Driven by the need for clean energy in its war on pollution and further accelerated by worldwide global warming fears, China is set to resume plans for a nuclear renaissance that has many sounding an alarm over safety concerns.
China appears to be gearing up for a “Great Leap Forward of nuclear power” as the nation’s nuclear renaissance resumes following a four-year pause in the wake of the 2011 Fukushima Daiichi nuclear disaster, reports China’s state-run Global Times newspaper. [See: China resumes nuclear power plant construction after a four-year freeze]
Driven by Beijing’s war on pollution and accelerated by the pledge to reduce its carbon footprint and upgrade its foreign trade, investors are betting on the country’s nuclear future, the tabloid said.
In the biggest IPO in China in almost five years, China National Nuclear Power Corp, headquartered in Beijing, raised 13.19 billion yuan ($2.12 billion) last Wednesday, according to the company’s statement on the Shanghai Stock Exchange.

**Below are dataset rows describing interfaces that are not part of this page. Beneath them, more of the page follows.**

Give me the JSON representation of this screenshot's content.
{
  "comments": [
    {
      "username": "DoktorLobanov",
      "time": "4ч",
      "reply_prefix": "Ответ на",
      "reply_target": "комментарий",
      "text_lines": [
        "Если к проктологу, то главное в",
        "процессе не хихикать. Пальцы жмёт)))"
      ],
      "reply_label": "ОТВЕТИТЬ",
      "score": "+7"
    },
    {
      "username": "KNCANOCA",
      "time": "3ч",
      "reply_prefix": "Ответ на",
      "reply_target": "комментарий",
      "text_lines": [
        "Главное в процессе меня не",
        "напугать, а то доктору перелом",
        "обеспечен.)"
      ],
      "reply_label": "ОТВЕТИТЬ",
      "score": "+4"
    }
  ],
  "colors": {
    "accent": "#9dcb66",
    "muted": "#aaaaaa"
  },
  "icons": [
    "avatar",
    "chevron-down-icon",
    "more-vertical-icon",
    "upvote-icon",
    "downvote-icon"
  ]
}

The stock price of the first nuclear company ever listed in China’s mainland jumped 44 percent, the maximum allowed for new listings, the first day of its debut, to close at 4.88 yuan from 3.39 yuan.
As many as eight nuclear power plants may be launched in China this year, and potentially six to eight more nuclear reactors each year, the Global Times reports:
By 2020, China expects that installed nuclear power capacity will reach 58 gigawatts, and those under construction will reach 30 gigawatts. This is nearly three times the current capacity, which is 20.29 gigawatts, or 1.5 percent of China’s total electricity capacity.
Not only is China moving its nuclear program forward using imported technology, it is also boldly experimenting with its own nuclear technologies. Doubts over the feasibility of these technologies have emerged, given few precedents exist to draw experience from. One nuclear power plant underway in the eastern province of Zhejiang — the first plant in the world expected to use the US-based Westinghouse AP1000 technology — is behind schedule due to constant changes in design and problems identified during tests.
The pace of China’s nuclear roll-out has also generated alarm.
Earlier this year, He Zuoxiu, a leading Chinese scientist who has worked on the nation’s nuclear weapons program, called the bid for a rapid expansion of nuclear power plants “insane”. The plans are moving too fast to ensure safety and monitoring standards to avert an accident, he told The Guardian UK.
“There are currently two voices on nuclear energy in China. One prioritises safety while the other prioritises development,” He told the Guardian in an interview at the Chinese Academy of Sciences.
He spoke of risks including “corruption, poor management abilities and decision-making capabilities”. He said: “They want to build 58 (gigawatts of nuclear generating capacity) by 2020 and eventually 120 to 200. This is insane.”
He also said that projections should be taken with a grain of salt. “China’s nuclear industry has a tendency to exaggerate its achievements to the central government, so as to gain more funding,” He told the Global Times.
Worldwide global warming fears, however, have served as an accelerant for China’s nuclear ambitions and the need to provide its domestic markets with cleaner, more efficient energy sources that do not increase the country’s smog problem. However, concerned citizens are not convinced nukes are the answer.
Patricia Adams, executive director of the Canadian-based energy watchdog Probe International, says Chinese citizens are worried radioactive releases from nuclear facilities will contaminate their waterways and airways and are anxious about the location of power plants in seismically active regions.
“Citizens don’t trust the government to run nuclear facilities safely when it can’t guarantee the safety of China’s food supply and worry that releases of radioactivity into local rivers would contaminate domestic and argicultural water supplies as well as downstream fisheries. They have good reason to worry,” says Ms. Adams. “The nuclear industry itself acknowledges that China’s nuclear workers and management lack a ‘safety culture’ and that the regulatory regime will have difficulty coping with the massive expansion plans.”
2 The World Nuclear Association says: “Another factor potentially affecting safety is the nuclear power workforce. While staff can be technically trained in four to eight years, ‘safety culture takes longer’ at the operational level. This issue is magnified in the regulatory regime, where salaries are lower than in industry, and workforce numbers remain relatively low. SCRO [State Council Research Office] said that most countries employ 30-40 regulatory staff per reactor in their fleet, but the National Nuclear Safety Administration (NNSA) has only 1000 staff — a figure that must more than quadruple by 2020.” See: “Nuclear Power in China,” World Nuclear Association, Updated February 2015